* [What is required] Print the entries that appear below, exactly as written and without their pictures.

+ + + +

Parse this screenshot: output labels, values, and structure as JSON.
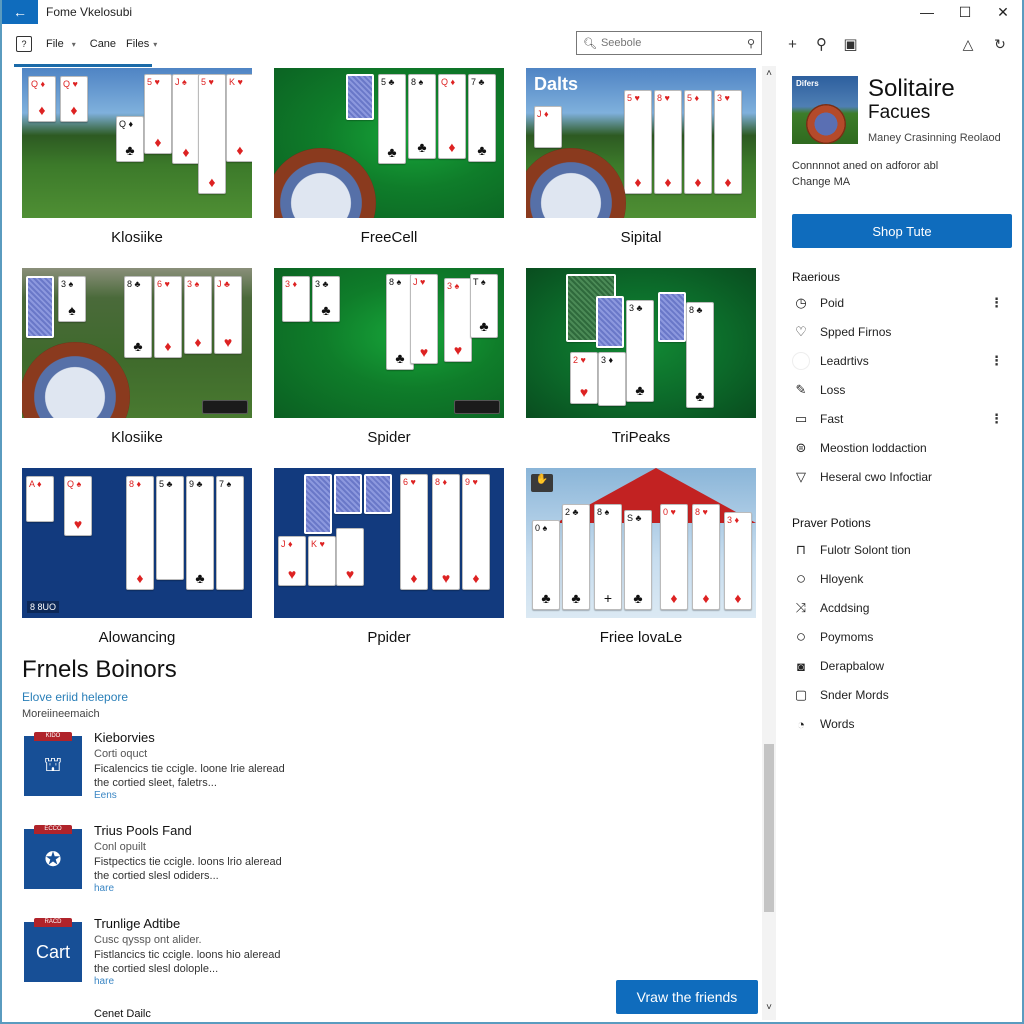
{
  "window": {
    "title": "Fome Vkelosubi",
    "controls": {
      "minimize": "—",
      "maximize": "☐",
      "close": "✕"
    }
  },
  "toolbar": {
    "menus": [
      {
        "label": "File",
        "has_dropdown": true
      },
      {
        "label": "Cane",
        "has_dropdown": false
      },
      {
        "label": "Files",
        "has_dropdown": true
      }
    ],
    "search": {
      "placeholder": "Seebole",
      "value": ""
    },
    "actions": [
      {
        "icon": "plus-icon",
        "glyph": "+"
      },
      {
        "icon": "pin-icon",
        "glyph": "⚲"
      },
      {
        "icon": "save-icon",
        "glyph": "▣"
      }
    ],
    "right_actions": [
      {
        "icon": "bell-icon",
        "glyph": "△"
      },
      {
        "icon": "refresh-icon",
        "glyph": "↻"
      }
    ]
  },
  "games": [
    {
      "title": "Klosiike",
      "theme": "park"
    },
    {
      "title": "FreeCell",
      "theme": "green"
    },
    {
      "title": "Sipital",
      "theme": "park",
      "overlay": "Dalts"
    },
    {
      "title": "Klosiike",
      "theme": "park"
    },
    {
      "title": "Spider",
      "theme": "green"
    },
    {
      "title": "TriPeaks",
      "theme": "darkgreen"
    },
    {
      "title": "Alowancing",
      "theme": "navy",
      "overlay": "8 8UO"
    },
    {
      "title": "Ppider",
      "theme": "navy"
    },
    {
      "title": "Friee lovaLe",
      "theme": "tent"
    }
  ],
  "friends": {
    "title": "Frnels Boinors",
    "link": "Elove eriid helepore",
    "subtitle": "Moreiineemaich",
    "items": [
      {
        "name": "Kieborvies",
        "sub": "Corti oquct",
        "desc": "Ficalencics tie ccigle. loone lrie aleread the cortied sleet, faletrs...",
        "more": "Eens",
        "ribbon": "KIDO",
        "icon": "castle-icon",
        "glyph": "⛫"
      },
      {
        "name": "Trius Pools Fand",
        "sub": "Conl opuilt",
        "desc": "Fistpectics tie ccigle. loons lrio aleread the cortied slesl odiders...",
        "more": "hare",
        "ribbon": "ECCO",
        "icon": "star-badge-icon",
        "glyph": "✪"
      },
      {
        "name": "Trunlige Adtibe",
        "sub": "Cusc qyssp ont alider.",
        "desc": "Fistlancics tic ccigle. loons hio aleread the cortied slesl dolople...",
        "more": "hare",
        "ribbon": "RACD",
        "icon": "cart-text-icon",
        "glyph": "Cart"
      },
      {
        "name": "Cenet Dailc",
        "sub": "",
        "desc": "",
        "more": "",
        "ribbon": "",
        "icon": "",
        "glyph": ""
      }
    ],
    "view_button": "Vraw the friends"
  },
  "side": {
    "hero": {
      "image_tag": "Difers",
      "title": "Solitaire",
      "subtitle": "Facues",
      "caption": "Maney Crasinning Reolaod",
      "desc_line1": "Connnnot aned on adforor abl",
      "desc_line2": "Change MA",
      "button": "Shop Tute"
    },
    "section1": {
      "title": "Raerious",
      "items": [
        {
          "label": "Poid",
          "icon": "clock-icon",
          "glyph": "◷",
          "menu": true
        },
        {
          "label": "Spped Firnos",
          "icon": "heart-icon",
          "glyph": "♡",
          "menu": false
        },
        {
          "label": "Leadrtivs",
          "icon": "blank-circle-icon",
          "glyph": "",
          "menu": true
        },
        {
          "label": "Loss",
          "icon": "pencil-icon",
          "glyph": "⁄",
          "menu": false
        },
        {
          "label": "Fast",
          "icon": "tv-icon",
          "glyph": "▭",
          "menu": true
        },
        {
          "label": "Meostion loddaction",
          "icon": "microphone-icon",
          "glyph": "🎙",
          "menu": false
        },
        {
          "label": "Heseral cwo Infoctiar",
          "icon": "filter-icon",
          "glyph": "▽",
          "menu": false
        }
      ]
    },
    "section2": {
      "title": "Praver Potions",
      "items": [
        {
          "label": "Fulotr Solont tion",
          "icon": "lock-icon",
          "glyph": "🔒"
        },
        {
          "label": "Hloyenk",
          "icon": "circle-icon",
          "glyph": "○"
        },
        {
          "label": "Acddsing",
          "icon": "shuffle-icon",
          "glyph": "⤨"
        },
        {
          "label": "Poymoms",
          "icon": "circle-icon",
          "glyph": "○"
        },
        {
          "label": "Derapbalow",
          "icon": "target-box-icon",
          "glyph": "◙"
        },
        {
          "label": "Snder Mords",
          "icon": "window-icon",
          "glyph": "▢"
        },
        {
          "label": "Words",
          "icon": "timer-icon",
          "glyph": "◔"
        }
      ]
    }
  },
  "colors": {
    "accent": "#0f6cbd",
    "link": "#2a7fb8",
    "friend_icon_bg": "#174f96",
    "ribbon": "#b0232a"
  }
}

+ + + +

* [Answer area]
Parse this screenshot: output labels, values, and structure as JSON.
{
  "window": {
    "title": "Fome Vkelosubi",
    "controls": {
      "minimize": "—",
      "maximize": "☐",
      "close": "✕"
    }
  },
  "toolbar": {
    "menus": [
      {
        "label": "File",
        "has_dropdown": true
      },
      {
        "label": "Cane",
        "has_dropdown": false
      },
      {
        "label": "Files",
        "has_dropdown": true
      }
    ],
    "search": {
      "placeholder": "Seebole",
      "value": ""
    },
    "actions": [
      {
        "icon": "plus-icon",
        "glyph": "+"
      },
      {
        "icon": "pin-icon",
        "glyph": "⚲"
      },
      {
        "icon": "save-icon",
        "glyph": "▣"
      }
    ],
    "right_actions": [
      {
        "icon": "bell-icon",
        "glyph": "△"
      },
      {
        "icon": "refresh-icon",
        "glyph": "↻"
      }
    ]
  },
  "games": [
    {
      "title": "Klosiike",
      "theme": "park"
    },
    {
      "title": "FreeCell",
      "theme": "green"
    },
    {
      "title": "Sipital",
      "theme": "park",
      "overlay": "Dalts"
    },
    {
      "title": "Klosiike",
      "theme": "park"
    },
    {
      "title": "Spider",
      "theme": "green"
    },
    {
      "title": "TriPeaks",
      "theme": "darkgreen"
    },
    {
      "title": "Alowancing",
      "theme": "navy",
      "overlay": "8 8UO"
    },
    {
      "title": "Ppider",
      "theme": "navy"
    },
    {
      "title": "Friee lovaLe",
      "theme": "tent"
    }
  ],
  "friends": {
    "title": "Frnels Boinors",
    "link": "Elove eriid helepore",
    "subtitle": "Moreiineemaich",
    "items": [
      {
        "name": "Kieborvies",
        "sub": "Corti oquct",
        "desc": "Ficalencics tie ccigle. loone lrie aleread the cortied sleet, faletrs...",
        "more": "Eens",
        "ribbon": "KIDO",
        "icon": "castle-icon",
        "glyph": "⛫"
      },
      {
        "name": "Trius Pools Fand",
        "sub": "Conl opuilt",
        "desc": "Fistpectics tie ccigle. loons lrio aleread the cortied slesl odiders...",
        "more": "hare",
        "ribbon": "ECCO",
        "icon": "star-badge-icon",
        "glyph": "✪"
      },
      {
        "name": "Trunlige Adtibe",
        "sub": "Cusc qyssp ont alider.",
        "desc": "Fistlancics tic ccigle. loons hio aleread the cortied slesl dolople...",
        "more": "hare",
        "ribbon": "RACD",
        "icon": "cart-text-icon",
        "glyph": "Cart"
      },
      {
        "name": "Cenet Dailc",
        "sub": "",
        "desc": "",
        "more": "",
        "ribbon": "",
        "icon": "",
        "glyph": ""
      }
    ],
    "view_button": "Vraw the friends"
  },
  "side": {
    "hero": {
      "image_tag": "Difers",
      "title": "Solitaire",
      "subtitle": "Facues",
      "caption": "Maney Crasinning Reolaod",
      "desc_line1": "Connnnot aned on adforor abl",
      "desc_line2": "Change MA",
      "button": "Shop Tute"
    },
    "section1": {
      "title": "Raerious",
      "items": [
        {
          "label": "Poid",
          "icon": "clock-icon",
          "glyph": "◷",
          "menu": true
        },
        {
          "label": "Spped Firnos",
          "icon": "heart-icon",
          "glyph": "♡",
          "menu": false
        },
        {
          "label": "Leadrtivs",
          "icon": "blank-circle-icon",
          "glyph": "",
          "menu": true
        },
        {
          "label": "Loss",
          "icon": "pencil-icon",
          "glyph": "⁄",
          "menu": false
        },
        {
          "label": "Fast",
          "icon": "tv-icon",
          "glyph": "▭",
          "menu": true
        },
        {
          "label": "Meostion loddaction",
          "icon": "microphone-icon",
          "glyph": "🎙",
          "menu": false
        },
        {
          "label": "Heseral cwo Infoctiar",
          "icon": "filter-icon",
          "glyph": "▽",
          "menu": false
        }
      ]
    },
    "section2": {
      "title": "Praver Potions",
      "items": [
        {
          "label": "Fulotr Solont tion",
          "icon": "lock-icon",
          "glyph": "🔒"
        },
        {
          "label": "Hloyenk",
          "icon": "circle-icon",
          "glyph": "○"
        },
        {
          "label": "Acddsing",
          "icon": "shuffle-icon",
          "glyph": "⤨"
        },
        {
          "label": "Poymoms",
          "icon": "circle-icon",
          "glyph": "○"
        },
        {
          "label": "Derapbalow",
          "icon": "target-box-icon",
          "glyph": "◙"
        },
        {
          "label": "Snder Mords",
          "icon": "window-icon",
          "glyph": "▢"
        },
        {
          "label": "Words",
          "icon": "timer-icon",
          "glyph": "◔"
        }
      ]
    }
  },
  "colors": {
    "accent": "#0f6cbd",
    "link": "#2a7fb8",
    "friend_icon_bg": "#174f96",
    "ribbon": "#b0232a"
  }
}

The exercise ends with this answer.